> Exercise
Please return every line of the records that contains the word "content".

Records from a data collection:
_ _ _ _ _

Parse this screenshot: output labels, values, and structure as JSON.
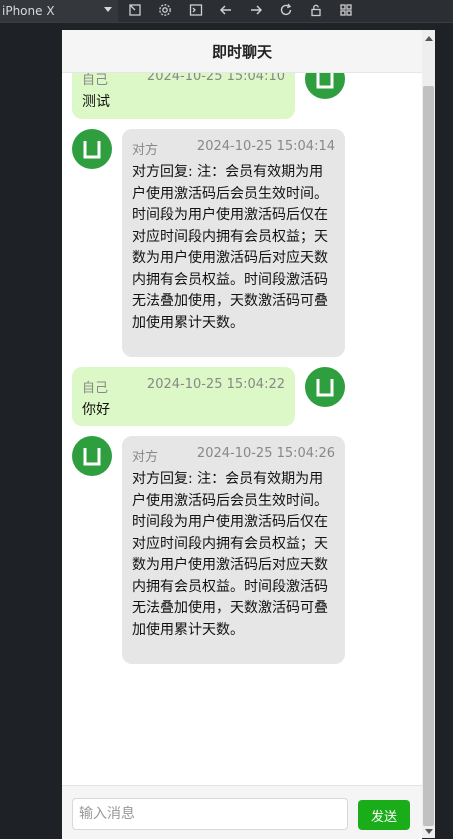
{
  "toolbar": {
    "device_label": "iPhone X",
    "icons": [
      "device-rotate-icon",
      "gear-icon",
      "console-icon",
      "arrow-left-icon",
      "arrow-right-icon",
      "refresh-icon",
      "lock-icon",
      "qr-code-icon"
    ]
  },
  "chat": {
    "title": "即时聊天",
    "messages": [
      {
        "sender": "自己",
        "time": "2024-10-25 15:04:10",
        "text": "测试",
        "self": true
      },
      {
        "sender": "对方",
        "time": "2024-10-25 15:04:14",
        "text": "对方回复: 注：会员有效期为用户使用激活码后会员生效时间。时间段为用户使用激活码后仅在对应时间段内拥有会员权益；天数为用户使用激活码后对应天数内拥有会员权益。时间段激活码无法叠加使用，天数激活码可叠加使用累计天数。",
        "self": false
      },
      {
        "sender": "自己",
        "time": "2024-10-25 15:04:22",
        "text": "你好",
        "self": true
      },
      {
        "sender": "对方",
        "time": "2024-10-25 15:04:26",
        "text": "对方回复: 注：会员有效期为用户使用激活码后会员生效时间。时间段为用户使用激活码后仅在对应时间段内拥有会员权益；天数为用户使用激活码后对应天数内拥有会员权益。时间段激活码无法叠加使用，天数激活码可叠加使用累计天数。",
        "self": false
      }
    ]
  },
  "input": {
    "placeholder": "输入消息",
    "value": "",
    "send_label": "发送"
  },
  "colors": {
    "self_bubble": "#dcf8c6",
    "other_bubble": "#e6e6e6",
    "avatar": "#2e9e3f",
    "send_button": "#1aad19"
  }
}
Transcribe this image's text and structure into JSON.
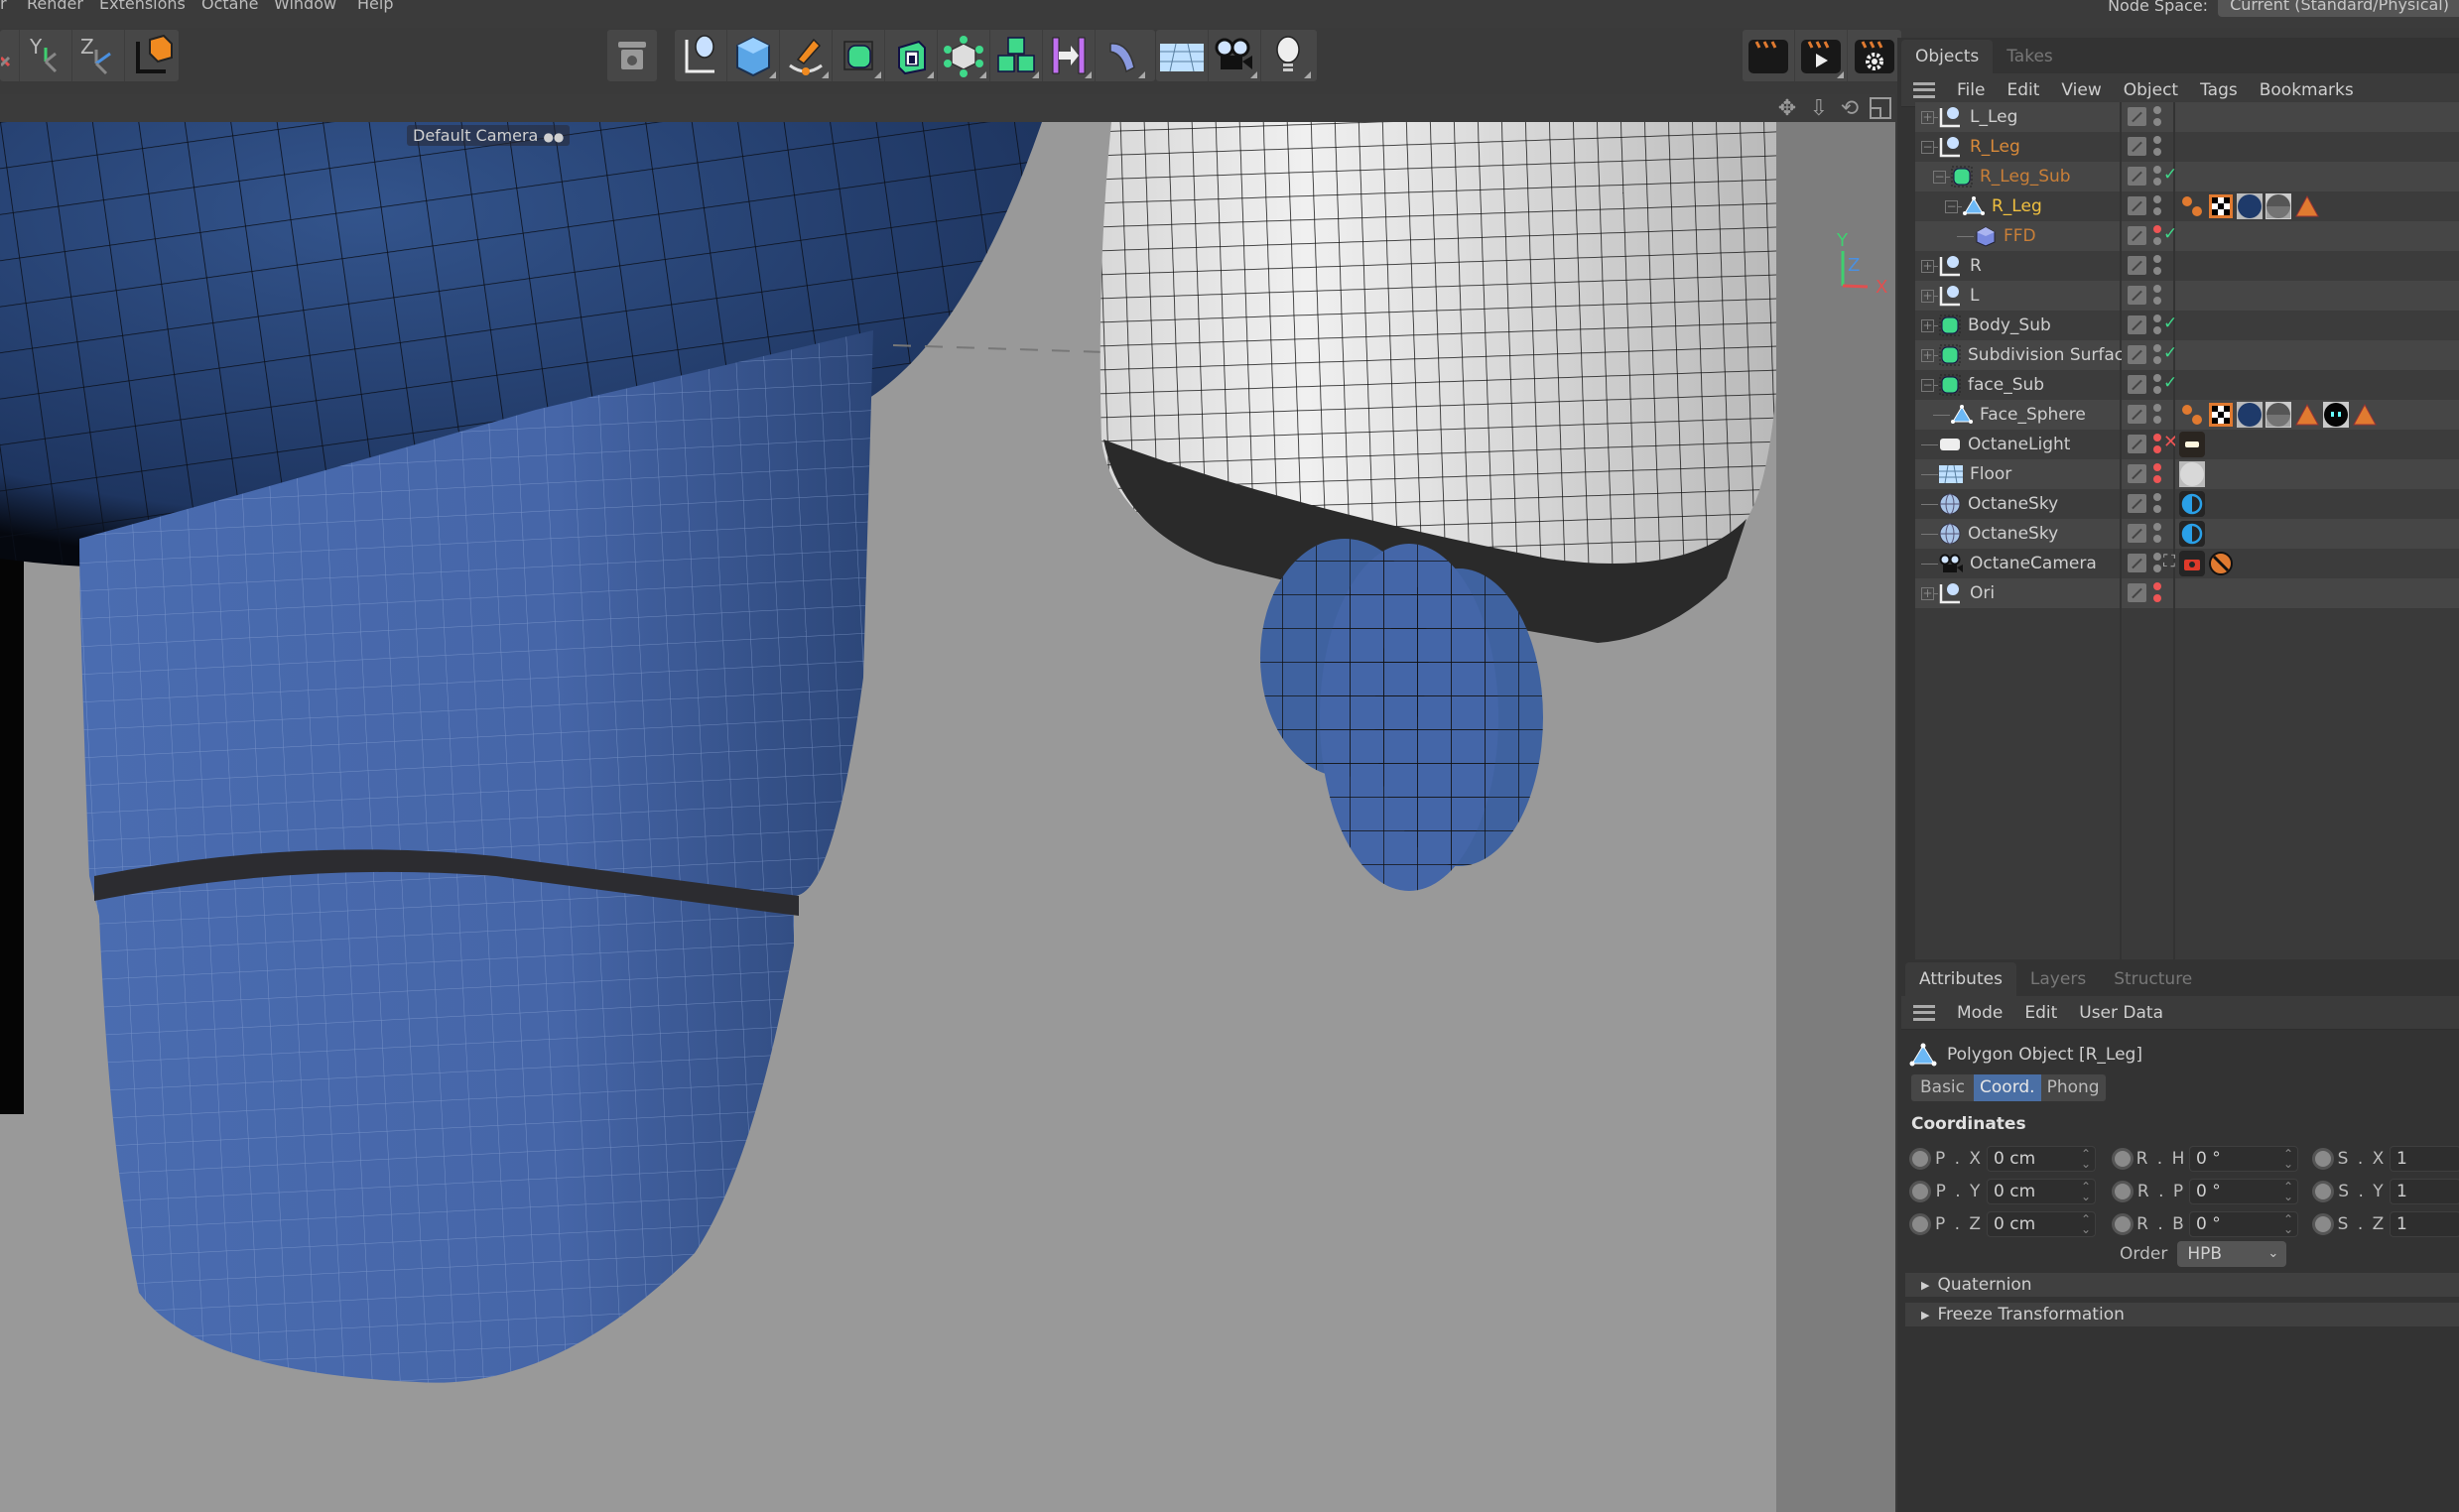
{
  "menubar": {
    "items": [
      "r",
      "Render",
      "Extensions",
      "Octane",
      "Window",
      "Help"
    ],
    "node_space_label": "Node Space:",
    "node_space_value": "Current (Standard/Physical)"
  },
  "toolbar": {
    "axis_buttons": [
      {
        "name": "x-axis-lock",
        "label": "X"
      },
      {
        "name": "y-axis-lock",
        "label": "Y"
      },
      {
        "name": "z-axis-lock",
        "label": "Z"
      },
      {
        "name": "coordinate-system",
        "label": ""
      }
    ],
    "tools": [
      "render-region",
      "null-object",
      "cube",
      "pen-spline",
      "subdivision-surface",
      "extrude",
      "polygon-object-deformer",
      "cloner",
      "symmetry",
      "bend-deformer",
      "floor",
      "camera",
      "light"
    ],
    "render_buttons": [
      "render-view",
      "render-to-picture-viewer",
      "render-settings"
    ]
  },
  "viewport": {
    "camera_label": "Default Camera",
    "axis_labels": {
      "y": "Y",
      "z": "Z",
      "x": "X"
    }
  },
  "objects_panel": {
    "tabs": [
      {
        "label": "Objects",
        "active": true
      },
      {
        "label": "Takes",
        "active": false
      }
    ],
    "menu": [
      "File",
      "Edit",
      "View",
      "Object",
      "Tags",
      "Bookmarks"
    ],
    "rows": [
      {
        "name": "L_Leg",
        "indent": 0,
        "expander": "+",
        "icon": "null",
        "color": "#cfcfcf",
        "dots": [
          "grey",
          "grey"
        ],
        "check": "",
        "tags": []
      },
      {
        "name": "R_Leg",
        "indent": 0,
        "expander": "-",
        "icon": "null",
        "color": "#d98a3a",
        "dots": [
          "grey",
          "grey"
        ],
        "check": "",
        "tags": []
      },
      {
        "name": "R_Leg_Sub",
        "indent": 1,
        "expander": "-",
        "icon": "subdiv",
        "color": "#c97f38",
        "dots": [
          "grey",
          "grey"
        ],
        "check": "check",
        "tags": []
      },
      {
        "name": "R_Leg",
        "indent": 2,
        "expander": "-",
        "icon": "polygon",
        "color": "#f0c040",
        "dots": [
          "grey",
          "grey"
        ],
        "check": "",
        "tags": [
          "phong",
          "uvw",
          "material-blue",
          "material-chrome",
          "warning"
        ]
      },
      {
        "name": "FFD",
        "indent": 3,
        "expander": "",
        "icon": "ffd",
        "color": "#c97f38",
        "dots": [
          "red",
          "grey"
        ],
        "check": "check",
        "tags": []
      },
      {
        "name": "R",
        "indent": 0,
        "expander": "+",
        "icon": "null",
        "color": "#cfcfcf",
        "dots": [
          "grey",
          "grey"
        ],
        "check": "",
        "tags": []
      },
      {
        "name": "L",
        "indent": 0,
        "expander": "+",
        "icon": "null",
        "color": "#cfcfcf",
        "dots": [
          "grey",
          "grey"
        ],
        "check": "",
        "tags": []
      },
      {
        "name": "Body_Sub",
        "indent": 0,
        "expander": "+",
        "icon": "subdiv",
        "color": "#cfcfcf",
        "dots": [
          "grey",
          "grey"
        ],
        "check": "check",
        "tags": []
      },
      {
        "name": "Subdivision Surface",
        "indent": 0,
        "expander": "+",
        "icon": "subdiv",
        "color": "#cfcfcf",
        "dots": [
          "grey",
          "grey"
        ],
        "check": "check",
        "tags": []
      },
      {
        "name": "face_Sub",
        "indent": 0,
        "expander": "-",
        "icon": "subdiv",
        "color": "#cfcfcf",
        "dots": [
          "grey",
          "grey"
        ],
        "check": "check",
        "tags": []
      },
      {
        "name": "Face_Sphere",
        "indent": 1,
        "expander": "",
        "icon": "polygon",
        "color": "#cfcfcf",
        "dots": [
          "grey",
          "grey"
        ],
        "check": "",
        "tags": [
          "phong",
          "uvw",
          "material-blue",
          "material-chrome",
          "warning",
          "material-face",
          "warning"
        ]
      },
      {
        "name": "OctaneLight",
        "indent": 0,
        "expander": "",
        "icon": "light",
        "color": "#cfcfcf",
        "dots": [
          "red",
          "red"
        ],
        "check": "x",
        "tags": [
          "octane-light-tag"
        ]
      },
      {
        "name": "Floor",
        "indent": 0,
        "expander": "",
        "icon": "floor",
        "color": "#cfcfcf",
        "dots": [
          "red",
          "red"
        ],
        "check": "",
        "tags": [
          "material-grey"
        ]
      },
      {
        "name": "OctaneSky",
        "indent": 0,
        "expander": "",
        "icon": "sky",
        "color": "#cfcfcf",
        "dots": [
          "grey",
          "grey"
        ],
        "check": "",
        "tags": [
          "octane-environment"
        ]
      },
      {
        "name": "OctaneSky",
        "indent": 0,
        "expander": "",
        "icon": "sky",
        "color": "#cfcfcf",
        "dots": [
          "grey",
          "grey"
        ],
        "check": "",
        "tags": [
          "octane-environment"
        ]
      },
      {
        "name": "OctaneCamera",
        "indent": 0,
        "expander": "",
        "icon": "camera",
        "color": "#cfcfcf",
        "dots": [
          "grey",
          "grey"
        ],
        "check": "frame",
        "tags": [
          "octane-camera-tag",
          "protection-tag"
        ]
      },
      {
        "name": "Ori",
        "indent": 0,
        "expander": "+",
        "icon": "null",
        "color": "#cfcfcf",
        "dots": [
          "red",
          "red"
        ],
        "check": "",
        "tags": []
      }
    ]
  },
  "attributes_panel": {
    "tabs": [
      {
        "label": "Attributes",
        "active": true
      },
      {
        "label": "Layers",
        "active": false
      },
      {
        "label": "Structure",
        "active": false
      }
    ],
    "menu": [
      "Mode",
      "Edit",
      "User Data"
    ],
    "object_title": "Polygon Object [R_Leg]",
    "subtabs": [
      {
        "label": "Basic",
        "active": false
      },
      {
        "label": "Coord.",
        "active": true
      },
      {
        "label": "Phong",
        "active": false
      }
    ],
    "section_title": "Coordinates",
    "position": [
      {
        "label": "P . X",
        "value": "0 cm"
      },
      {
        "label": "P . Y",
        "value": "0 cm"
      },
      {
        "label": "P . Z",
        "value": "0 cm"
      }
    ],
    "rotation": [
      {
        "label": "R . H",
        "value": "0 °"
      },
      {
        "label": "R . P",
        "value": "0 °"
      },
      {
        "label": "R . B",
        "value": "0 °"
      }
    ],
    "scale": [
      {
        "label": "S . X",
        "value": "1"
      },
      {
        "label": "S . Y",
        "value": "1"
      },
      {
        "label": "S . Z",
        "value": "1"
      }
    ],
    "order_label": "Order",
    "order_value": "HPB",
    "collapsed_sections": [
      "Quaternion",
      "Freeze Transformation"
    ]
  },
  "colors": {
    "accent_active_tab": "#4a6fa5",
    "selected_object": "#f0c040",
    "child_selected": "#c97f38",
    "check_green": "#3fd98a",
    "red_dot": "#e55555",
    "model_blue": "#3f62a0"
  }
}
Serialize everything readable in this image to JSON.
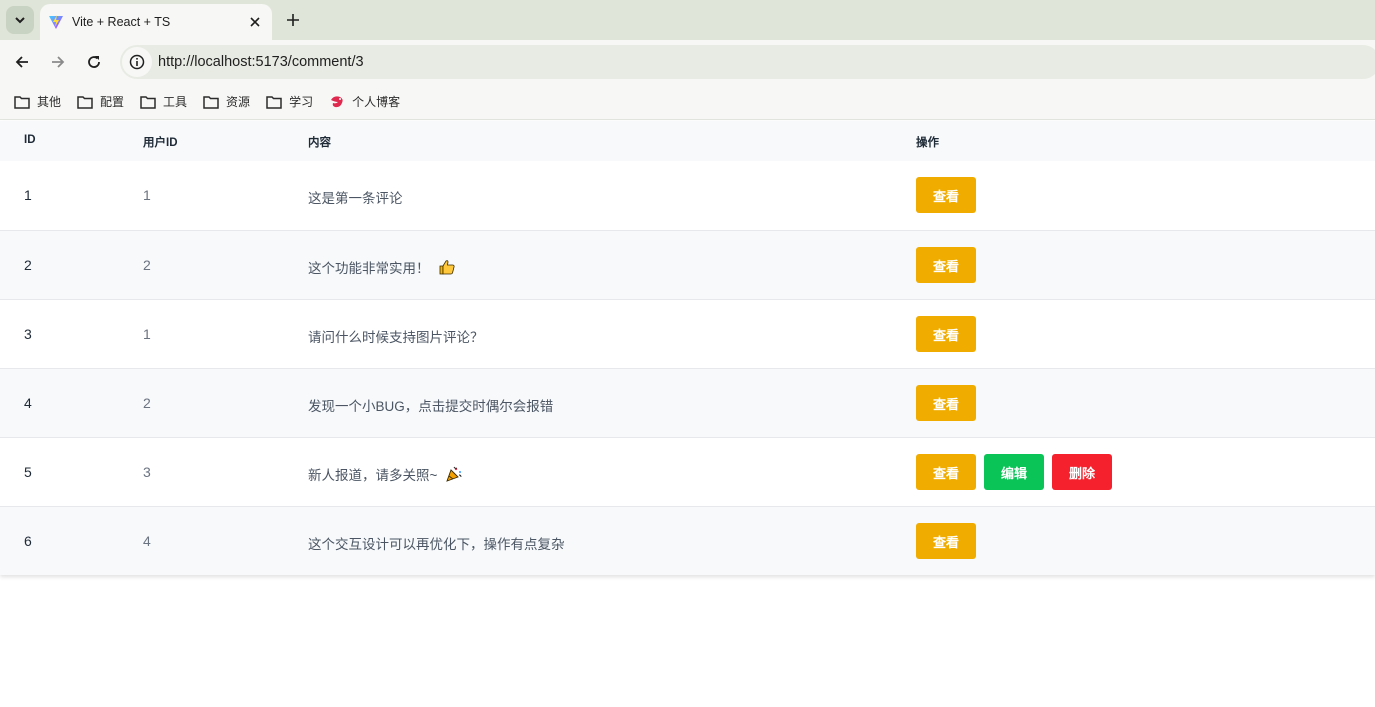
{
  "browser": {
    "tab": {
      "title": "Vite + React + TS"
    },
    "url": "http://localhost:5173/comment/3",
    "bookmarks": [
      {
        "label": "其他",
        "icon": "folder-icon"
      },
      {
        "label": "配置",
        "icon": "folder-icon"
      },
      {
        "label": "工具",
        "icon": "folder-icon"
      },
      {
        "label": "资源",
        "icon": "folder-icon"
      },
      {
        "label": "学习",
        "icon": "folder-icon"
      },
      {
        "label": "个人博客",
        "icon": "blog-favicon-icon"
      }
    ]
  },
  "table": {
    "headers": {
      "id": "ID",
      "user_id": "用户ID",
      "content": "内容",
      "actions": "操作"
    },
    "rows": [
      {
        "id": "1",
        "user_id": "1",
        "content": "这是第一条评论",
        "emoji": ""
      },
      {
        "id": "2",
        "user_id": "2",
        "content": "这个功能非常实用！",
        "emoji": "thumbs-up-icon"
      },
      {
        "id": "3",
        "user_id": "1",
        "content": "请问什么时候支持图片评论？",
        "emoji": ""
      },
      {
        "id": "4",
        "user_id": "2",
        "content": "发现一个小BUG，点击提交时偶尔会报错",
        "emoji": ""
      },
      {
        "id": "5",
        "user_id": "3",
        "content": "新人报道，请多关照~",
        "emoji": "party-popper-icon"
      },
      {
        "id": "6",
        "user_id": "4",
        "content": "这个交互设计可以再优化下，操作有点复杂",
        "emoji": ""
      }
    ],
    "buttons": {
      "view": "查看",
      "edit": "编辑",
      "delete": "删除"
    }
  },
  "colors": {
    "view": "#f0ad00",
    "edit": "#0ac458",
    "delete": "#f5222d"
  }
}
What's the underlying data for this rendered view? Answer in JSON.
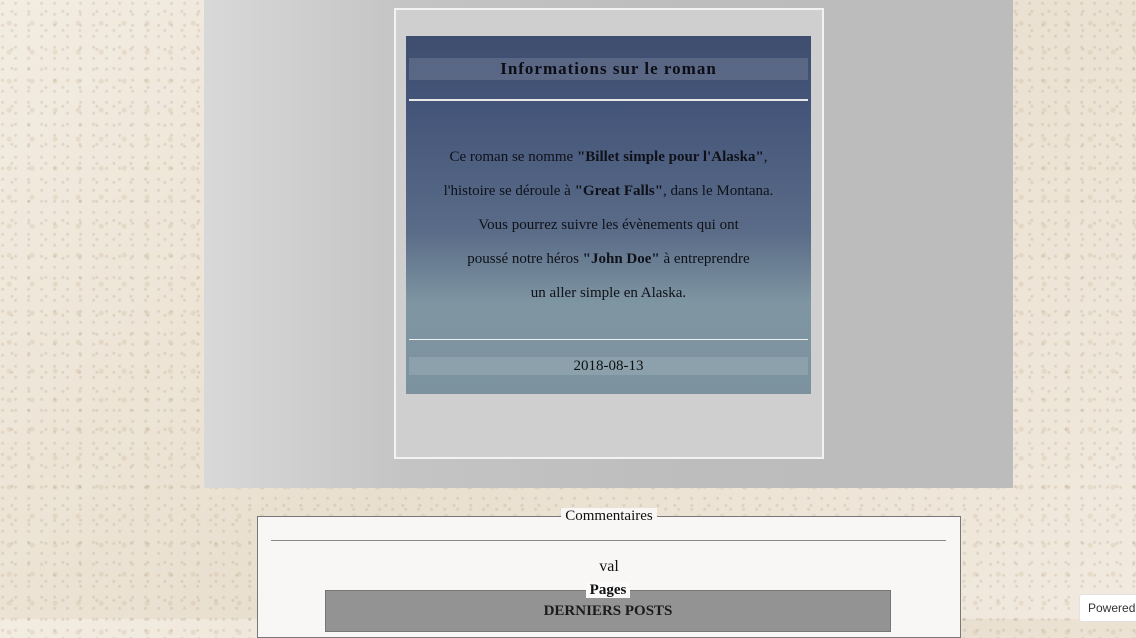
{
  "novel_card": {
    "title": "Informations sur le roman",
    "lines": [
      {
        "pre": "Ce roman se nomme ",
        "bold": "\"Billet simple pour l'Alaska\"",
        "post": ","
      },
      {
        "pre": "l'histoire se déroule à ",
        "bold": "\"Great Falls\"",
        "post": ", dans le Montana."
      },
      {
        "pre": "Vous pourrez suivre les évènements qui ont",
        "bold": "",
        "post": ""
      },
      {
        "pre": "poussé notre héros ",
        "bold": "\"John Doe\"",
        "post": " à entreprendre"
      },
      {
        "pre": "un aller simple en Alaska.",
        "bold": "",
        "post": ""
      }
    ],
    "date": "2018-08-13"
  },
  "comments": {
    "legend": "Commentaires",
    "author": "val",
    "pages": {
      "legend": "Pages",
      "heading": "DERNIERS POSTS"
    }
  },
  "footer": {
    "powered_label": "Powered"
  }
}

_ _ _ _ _

> Solution below
      "content": "内容",
        "content": "这是第一条评论",
        "content": "这个功能非常实用！",
        "content": "请问什么时候支持图片评论？",
        "content": "发现一个小BUG，点击提交时偶尔会报错",
        "content": "新人报道，请多关照~",
        "content": "这个交互设计可以再优化下，操作有点复杂",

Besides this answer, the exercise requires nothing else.